BEGIN RECORDS SUPPLIED
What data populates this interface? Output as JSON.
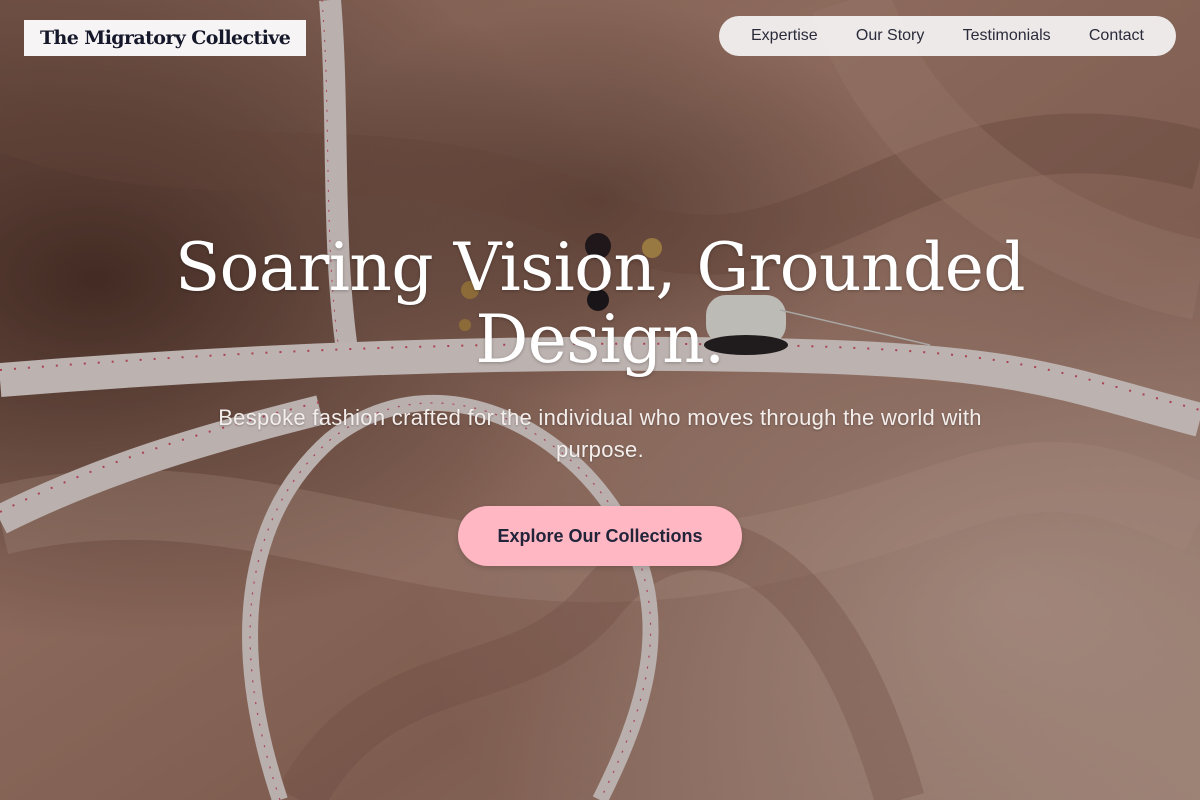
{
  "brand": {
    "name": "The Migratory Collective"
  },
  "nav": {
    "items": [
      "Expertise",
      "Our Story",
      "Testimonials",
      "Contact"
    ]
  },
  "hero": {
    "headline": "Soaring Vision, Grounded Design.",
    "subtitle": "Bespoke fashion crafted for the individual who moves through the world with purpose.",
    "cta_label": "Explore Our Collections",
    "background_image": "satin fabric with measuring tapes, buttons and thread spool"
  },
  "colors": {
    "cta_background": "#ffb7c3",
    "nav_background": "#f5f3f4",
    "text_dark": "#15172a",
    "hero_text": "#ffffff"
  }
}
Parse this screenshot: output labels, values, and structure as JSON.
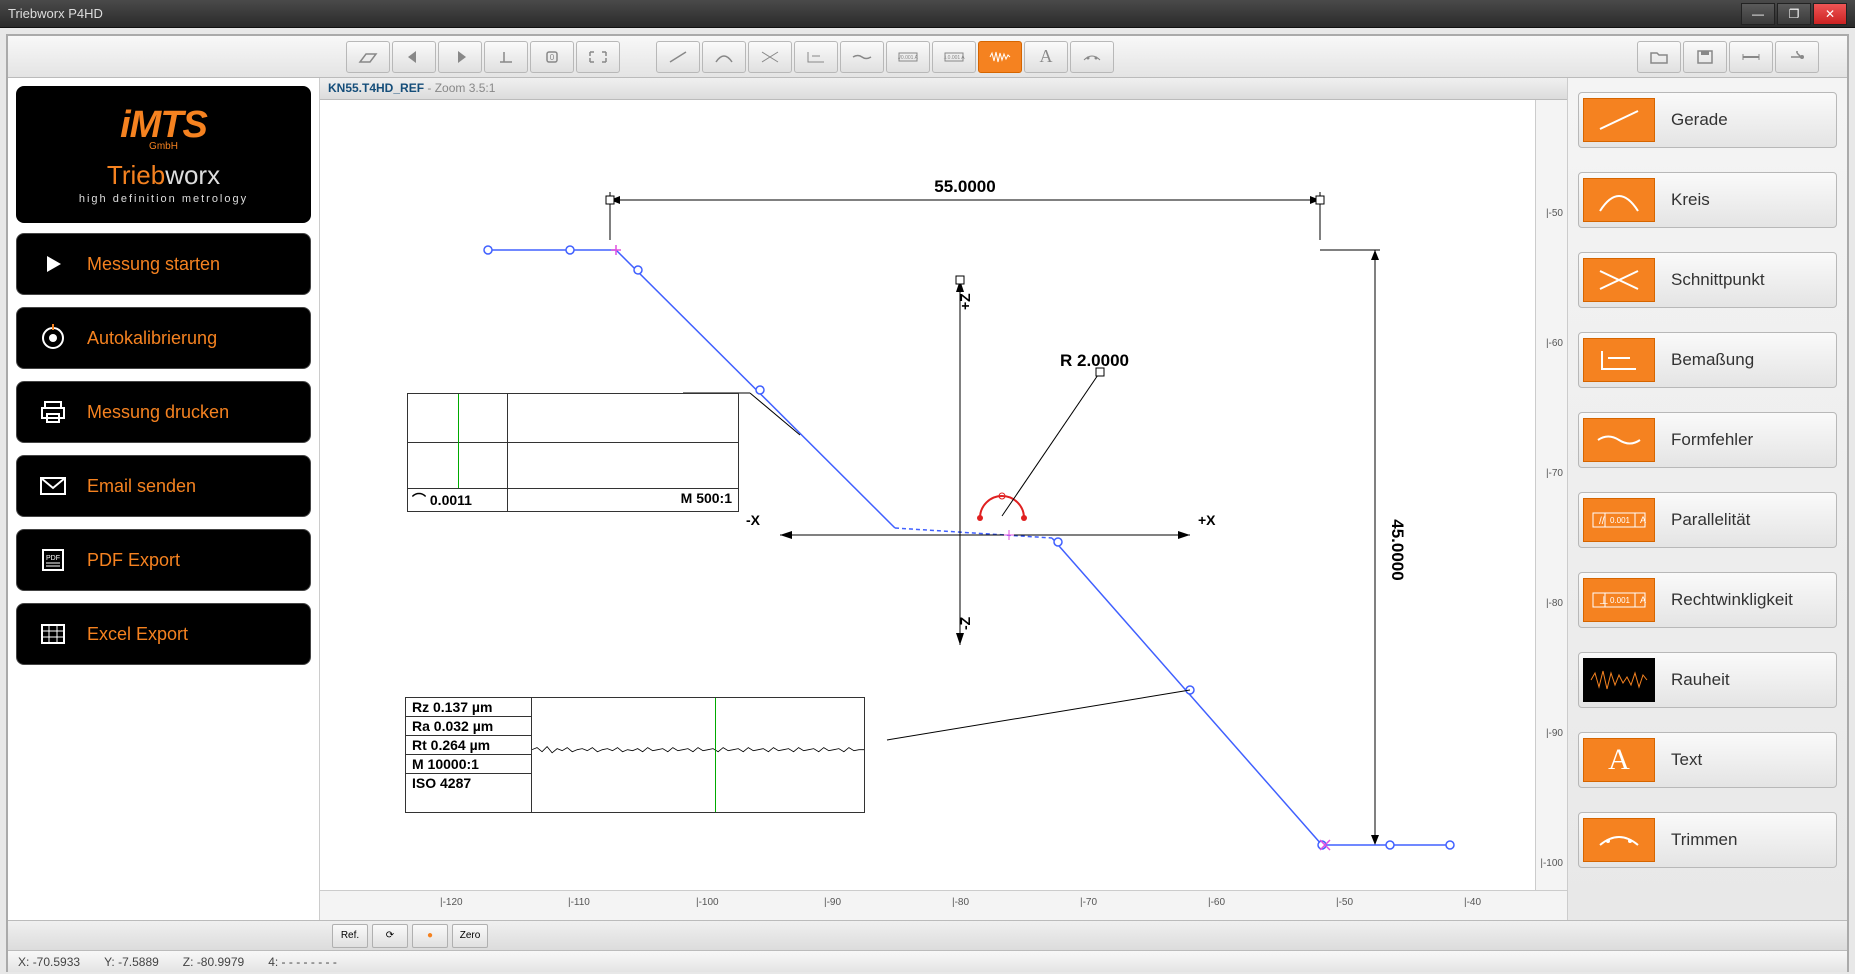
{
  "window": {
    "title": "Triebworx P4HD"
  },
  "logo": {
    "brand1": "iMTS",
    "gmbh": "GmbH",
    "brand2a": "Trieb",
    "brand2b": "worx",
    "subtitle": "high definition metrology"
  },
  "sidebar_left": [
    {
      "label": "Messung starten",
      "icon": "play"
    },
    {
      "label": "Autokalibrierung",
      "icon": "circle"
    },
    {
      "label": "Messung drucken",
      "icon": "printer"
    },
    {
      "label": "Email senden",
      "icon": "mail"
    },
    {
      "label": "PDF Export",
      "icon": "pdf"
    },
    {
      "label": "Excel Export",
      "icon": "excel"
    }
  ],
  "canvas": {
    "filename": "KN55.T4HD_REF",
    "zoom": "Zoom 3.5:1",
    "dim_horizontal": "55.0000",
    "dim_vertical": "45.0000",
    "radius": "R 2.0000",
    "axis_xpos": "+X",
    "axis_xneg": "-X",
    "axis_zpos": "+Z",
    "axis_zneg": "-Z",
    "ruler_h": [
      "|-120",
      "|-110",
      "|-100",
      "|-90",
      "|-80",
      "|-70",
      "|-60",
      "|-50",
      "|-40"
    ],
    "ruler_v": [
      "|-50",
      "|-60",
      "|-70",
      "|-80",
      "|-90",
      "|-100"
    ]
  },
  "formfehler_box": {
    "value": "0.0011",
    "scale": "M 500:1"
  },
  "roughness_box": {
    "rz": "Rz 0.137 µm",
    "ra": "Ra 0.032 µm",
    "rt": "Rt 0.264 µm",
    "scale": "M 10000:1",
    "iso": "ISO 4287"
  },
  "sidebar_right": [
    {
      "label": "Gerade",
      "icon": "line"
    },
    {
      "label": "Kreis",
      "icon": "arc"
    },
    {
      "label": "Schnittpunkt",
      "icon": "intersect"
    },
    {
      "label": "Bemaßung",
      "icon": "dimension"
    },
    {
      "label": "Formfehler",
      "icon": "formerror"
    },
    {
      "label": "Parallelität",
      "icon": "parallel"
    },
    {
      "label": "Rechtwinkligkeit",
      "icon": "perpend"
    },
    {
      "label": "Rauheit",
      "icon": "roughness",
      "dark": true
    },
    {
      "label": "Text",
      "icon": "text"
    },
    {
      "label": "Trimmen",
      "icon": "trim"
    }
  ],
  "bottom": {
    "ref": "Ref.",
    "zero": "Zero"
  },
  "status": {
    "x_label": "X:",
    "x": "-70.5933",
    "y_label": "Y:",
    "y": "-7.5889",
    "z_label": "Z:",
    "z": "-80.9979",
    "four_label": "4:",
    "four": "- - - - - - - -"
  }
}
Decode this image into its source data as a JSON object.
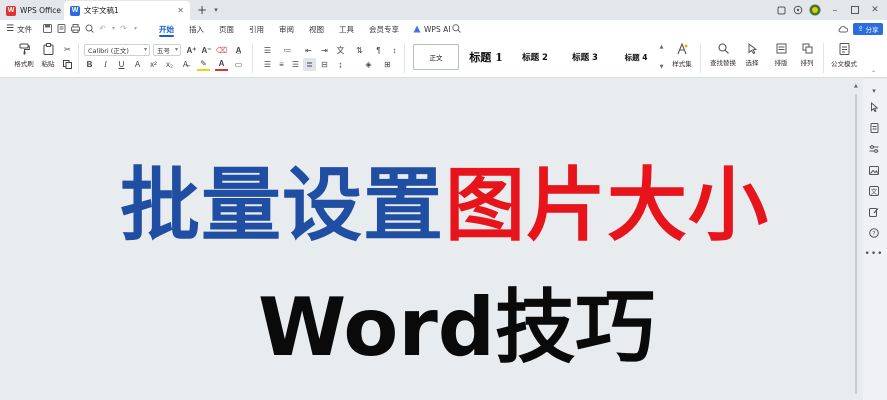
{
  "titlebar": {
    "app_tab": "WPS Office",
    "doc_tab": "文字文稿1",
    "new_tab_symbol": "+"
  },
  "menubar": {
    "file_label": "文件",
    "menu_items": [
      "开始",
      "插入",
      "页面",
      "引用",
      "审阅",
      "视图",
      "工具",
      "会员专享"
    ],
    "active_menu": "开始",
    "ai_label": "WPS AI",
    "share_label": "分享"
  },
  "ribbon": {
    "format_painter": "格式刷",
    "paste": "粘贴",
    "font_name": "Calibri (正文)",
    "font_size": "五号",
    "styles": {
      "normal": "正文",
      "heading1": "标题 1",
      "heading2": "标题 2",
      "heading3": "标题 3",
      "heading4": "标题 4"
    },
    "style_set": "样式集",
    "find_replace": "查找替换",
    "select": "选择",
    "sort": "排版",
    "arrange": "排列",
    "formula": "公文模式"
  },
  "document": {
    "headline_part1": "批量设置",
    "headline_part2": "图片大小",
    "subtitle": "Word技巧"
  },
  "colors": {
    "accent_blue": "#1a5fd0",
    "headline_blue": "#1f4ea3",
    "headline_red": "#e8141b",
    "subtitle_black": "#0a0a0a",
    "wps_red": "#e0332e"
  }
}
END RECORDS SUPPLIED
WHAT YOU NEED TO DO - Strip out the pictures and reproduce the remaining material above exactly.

EXPECTED ANSWER -
What data populates this interface? Output as JSON.
{
  "brand": {
    "name": "The Migratory Collective"
  },
  "nav": {
    "items": [
      "Expertise",
      "Our Story",
      "Testimonials",
      "Contact"
    ]
  },
  "hero": {
    "headline": "Soaring Vision, Grounded Design.",
    "subtitle": "Bespoke fashion crafted for the individual who moves through the world with purpose.",
    "cta_label": "Explore Our Collections",
    "background_image": "satin fabric with measuring tapes, buttons and thread spool"
  },
  "colors": {
    "cta_background": "#ffb7c3",
    "nav_background": "#f5f3f4",
    "text_dark": "#15172a",
    "hero_text": "#ffffff"
  }
}
Parse this screenshot: output labels, values, and structure as JSON.
{
  "window": {
    "title": "Triebworx P4HD"
  },
  "logo": {
    "brand1": "iMTS",
    "gmbh": "GmbH",
    "brand2a": "Trieb",
    "brand2b": "worx",
    "subtitle": "high definition metrology"
  },
  "sidebar_left": [
    {
      "label": "Messung starten",
      "icon": "play"
    },
    {
      "label": "Autokalibrierung",
      "icon": "circle"
    },
    {
      "label": "Messung drucken",
      "icon": "printer"
    },
    {
      "label": "Email senden",
      "icon": "mail"
    },
    {
      "label": "PDF Export",
      "icon": "pdf"
    },
    {
      "label": "Excel Export",
      "icon": "excel"
    }
  ],
  "canvas": {
    "filename": "KN55.T4HD_REF",
    "zoom": "Zoom 3.5:1",
    "dim_horizontal": "55.0000",
    "dim_vertical": "45.0000",
    "radius": "R 2.0000",
    "axis_xpos": "+X",
    "axis_xneg": "-X",
    "axis_zpos": "+Z",
    "axis_zneg": "-Z",
    "ruler_h": [
      "|-120",
      "|-110",
      "|-100",
      "|-90",
      "|-80",
      "|-70",
      "|-60",
      "|-50",
      "|-40"
    ],
    "ruler_v": [
      "|-50",
      "|-60",
      "|-70",
      "|-80",
      "|-90",
      "|-100"
    ]
  },
  "formfehler_box": {
    "value": "0.0011",
    "scale": "M 500:1"
  },
  "roughness_box": {
    "rz": "Rz 0.137 µm",
    "ra": "Ra 0.032 µm",
    "rt": "Rt 0.264 µm",
    "scale": "M 10000:1",
    "iso": "ISO 4287"
  },
  "sidebar_right": [
    {
      "label": "Gerade",
      "icon": "line"
    },
    {
      "label": "Kreis",
      "icon": "arc"
    },
    {
      "label": "Schnittpunkt",
      "icon": "intersect"
    },
    {
      "label": "Bemaßung",
      "icon": "dimension"
    },
    {
      "label": "Formfehler",
      "icon": "formerror"
    },
    {
      "label": "Parallelität",
      "icon": "parallel"
    },
    {
      "label": "Rechtwinkligkeit",
      "icon": "perpend"
    },
    {
      "label": "Rauheit",
      "icon": "roughness",
      "dark": true
    },
    {
      "label": "Text",
      "icon": "text"
    },
    {
      "label": "Trimmen",
      "icon": "trim"
    }
  ],
  "bottom": {
    "ref": "Ref.",
    "zero": "Zero"
  },
  "status": {
    "x_label": "X:",
    "x": "-70.5933",
    "y_label": "Y:",
    "y": "-7.5889",
    "z_label": "Z:",
    "z": "-80.9979",
    "four_label": "4:",
    "four": "- - - - - - - -"
  }
}
Decode this image into its source data as a JSON object.
{
  "titlebar": {
    "app_tab": "WPS Office",
    "doc_tab": "文字文稿1",
    "new_tab_symbol": "+"
  },
  "menubar": {
    "file_label": "文件",
    "menu_items": [
      "开始",
      "插入",
      "页面",
      "引用",
      "审阅",
      "视图",
      "工具",
      "会员专享"
    ],
    "active_menu": "开始",
    "ai_label": "WPS AI",
    "share_label": "分享"
  },
  "ribbon": {
    "format_painter": "格式刷",
    "paste": "粘贴",
    "font_name": "Calibri (正文)",
    "font_size": "五号",
    "styles": {
      "normal": "正文",
      "heading1": "标题 1",
      "heading2": "标题 2",
      "heading3": "标题 3",
      "heading4": "标题 4"
    },
    "style_set": "样式集",
    "find_replace": "查找替换",
    "select": "选择",
    "sort": "排版",
    "arrange": "排列",
    "formula": "公文模式"
  },
  "document": {
    "headline_part1": "批量设置",
    "headline_part2": "图片大小",
    "subtitle": "Word技巧"
  },
  "colors": {
    "accent_blue": "#1a5fd0",
    "headline_blue": "#1f4ea3",
    "headline_red": "#e8141b",
    "subtitle_black": "#0a0a0a",
    "wps_red": "#e0332e"
  }
}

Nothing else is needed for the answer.